» Required action
For each entry in the listing, produce an exact copy.

--- Provided records Enclosed Below ---

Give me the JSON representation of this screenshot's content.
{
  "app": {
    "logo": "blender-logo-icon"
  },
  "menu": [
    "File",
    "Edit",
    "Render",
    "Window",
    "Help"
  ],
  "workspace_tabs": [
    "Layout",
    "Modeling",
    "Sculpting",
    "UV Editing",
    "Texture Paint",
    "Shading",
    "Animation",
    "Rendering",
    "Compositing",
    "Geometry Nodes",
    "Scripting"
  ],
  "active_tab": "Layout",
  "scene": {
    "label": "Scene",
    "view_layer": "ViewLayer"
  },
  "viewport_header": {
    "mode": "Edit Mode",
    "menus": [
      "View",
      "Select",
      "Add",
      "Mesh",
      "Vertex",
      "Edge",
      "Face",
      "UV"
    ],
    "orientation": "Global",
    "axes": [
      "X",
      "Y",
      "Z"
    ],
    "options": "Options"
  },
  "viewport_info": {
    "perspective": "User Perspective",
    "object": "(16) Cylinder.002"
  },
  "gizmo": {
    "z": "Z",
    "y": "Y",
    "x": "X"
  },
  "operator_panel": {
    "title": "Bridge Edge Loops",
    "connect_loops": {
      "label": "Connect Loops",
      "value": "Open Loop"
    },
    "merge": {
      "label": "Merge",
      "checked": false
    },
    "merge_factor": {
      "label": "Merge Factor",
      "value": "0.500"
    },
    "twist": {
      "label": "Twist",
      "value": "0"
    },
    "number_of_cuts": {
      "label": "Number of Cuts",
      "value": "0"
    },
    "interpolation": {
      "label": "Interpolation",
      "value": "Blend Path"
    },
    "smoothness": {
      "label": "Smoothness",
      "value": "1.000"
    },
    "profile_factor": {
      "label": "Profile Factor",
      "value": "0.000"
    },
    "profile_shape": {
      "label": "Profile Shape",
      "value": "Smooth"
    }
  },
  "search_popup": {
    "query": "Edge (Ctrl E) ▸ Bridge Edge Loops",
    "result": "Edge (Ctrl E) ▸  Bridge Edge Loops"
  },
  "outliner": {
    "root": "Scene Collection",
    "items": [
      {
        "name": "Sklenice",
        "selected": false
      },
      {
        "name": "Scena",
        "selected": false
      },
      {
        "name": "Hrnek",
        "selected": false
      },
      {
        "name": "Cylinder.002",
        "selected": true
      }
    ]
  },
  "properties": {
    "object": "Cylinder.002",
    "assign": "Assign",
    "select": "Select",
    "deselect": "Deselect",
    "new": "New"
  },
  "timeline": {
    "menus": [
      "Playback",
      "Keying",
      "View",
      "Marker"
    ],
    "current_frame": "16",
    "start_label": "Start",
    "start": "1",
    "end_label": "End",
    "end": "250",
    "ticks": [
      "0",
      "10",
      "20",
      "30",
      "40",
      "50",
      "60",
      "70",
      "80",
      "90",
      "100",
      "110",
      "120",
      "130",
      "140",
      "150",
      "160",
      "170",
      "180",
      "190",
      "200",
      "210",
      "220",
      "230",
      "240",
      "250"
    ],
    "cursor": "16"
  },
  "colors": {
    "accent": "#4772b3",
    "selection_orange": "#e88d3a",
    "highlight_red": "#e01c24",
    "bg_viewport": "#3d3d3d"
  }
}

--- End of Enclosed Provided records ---

» Solved exercise
Give me the JSON representation of this screenshot's content.
{
  "app": {
    "logo": "blender-logo-icon"
  },
  "menu": [
    "File",
    "Edit",
    "Render",
    "Window",
    "Help"
  ],
  "workspace_tabs": [
    "Layout",
    "Modeling",
    "Sculpting",
    "UV Editing",
    "Texture Paint",
    "Shading",
    "Animation",
    "Rendering",
    "Compositing",
    "Geometry Nodes",
    "Scripting"
  ],
  "active_tab": "Layout",
  "scene": {
    "label": "Scene",
    "view_layer": "ViewLayer"
  },
  "viewport_header": {
    "mode": "Edit Mode",
    "menus": [
      "View",
      "Select",
      "Add",
      "Mesh",
      "Vertex",
      "Edge",
      "Face",
      "UV"
    ],
    "orientation": "Global",
    "axes": [
      "X",
      "Y",
      "Z"
    ],
    "options": "Options"
  },
  "viewport_info": {
    "perspective": "User Perspective",
    "object": "(16) Cylinder.002"
  },
  "gizmo": {
    "z": "Z",
    "y": "Y",
    "x": "X"
  },
  "operator_panel": {
    "title": "Bridge Edge Loops",
    "connect_loops": {
      "label": "Connect Loops",
      "value": "Open Loop"
    },
    "merge": {
      "label": "Merge",
      "checked": false
    },
    "merge_factor": {
      "label": "Merge Factor",
      "value": "0.500"
    },
    "twist": {
      "label": "Twist",
      "value": "0"
    },
    "number_of_cuts": {
      "label": "Number of Cuts",
      "value": "0"
    },
    "interpolation": {
      "label": "Interpolation",
      "value": "Blend Path"
    },
    "smoothness": {
      "label": "Smoothness",
      "value": "1.000"
    },
    "profile_factor": {
      "label": "Profile Factor",
      "value": "0.000"
    },
    "profile_shape": {
      "label": "Profile Shape",
      "value": "Smooth"
    }
  },
  "search_popup": {
    "query": "Edge (Ctrl E) ▸ Bridge Edge Loops",
    "result": "Edge (Ctrl E) ▸  Bridge Edge Loops"
  },
  "outliner": {
    "root": "Scene Collection",
    "items": [
      {
        "name": "Sklenice",
        "selected": false
      },
      {
        "name": "Scena",
        "selected": false
      },
      {
        "name": "Hrnek",
        "selected": false
      },
      {
        "name": "Cylinder.002",
        "selected": true
      }
    ]
  },
  "properties": {
    "object": "Cylinder.002",
    "assign": "Assign",
    "select": "Select",
    "deselect": "Deselect",
    "new": "New"
  },
  "timeline": {
    "menus": [
      "Playback",
      "Keying",
      "View",
      "Marker"
    ],
    "current_frame": "16",
    "start_label": "Start",
    "start": "1",
    "end_label": "End",
    "end": "250",
    "ticks": [
      "0",
      "10",
      "20",
      "30",
      "40",
      "50",
      "60",
      "70",
      "80",
      "90",
      "100",
      "110",
      "120",
      "130",
      "140",
      "150",
      "160",
      "170",
      "180",
      "190",
      "200",
      "210",
      "220",
      "230",
      "240",
      "250"
    ],
    "cursor": "16"
  },
  "colors": {
    "accent": "#4772b3",
    "selection_orange": "#e88d3a",
    "highlight_red": "#e01c24",
    "bg_viewport": "#3d3d3d"
  }
}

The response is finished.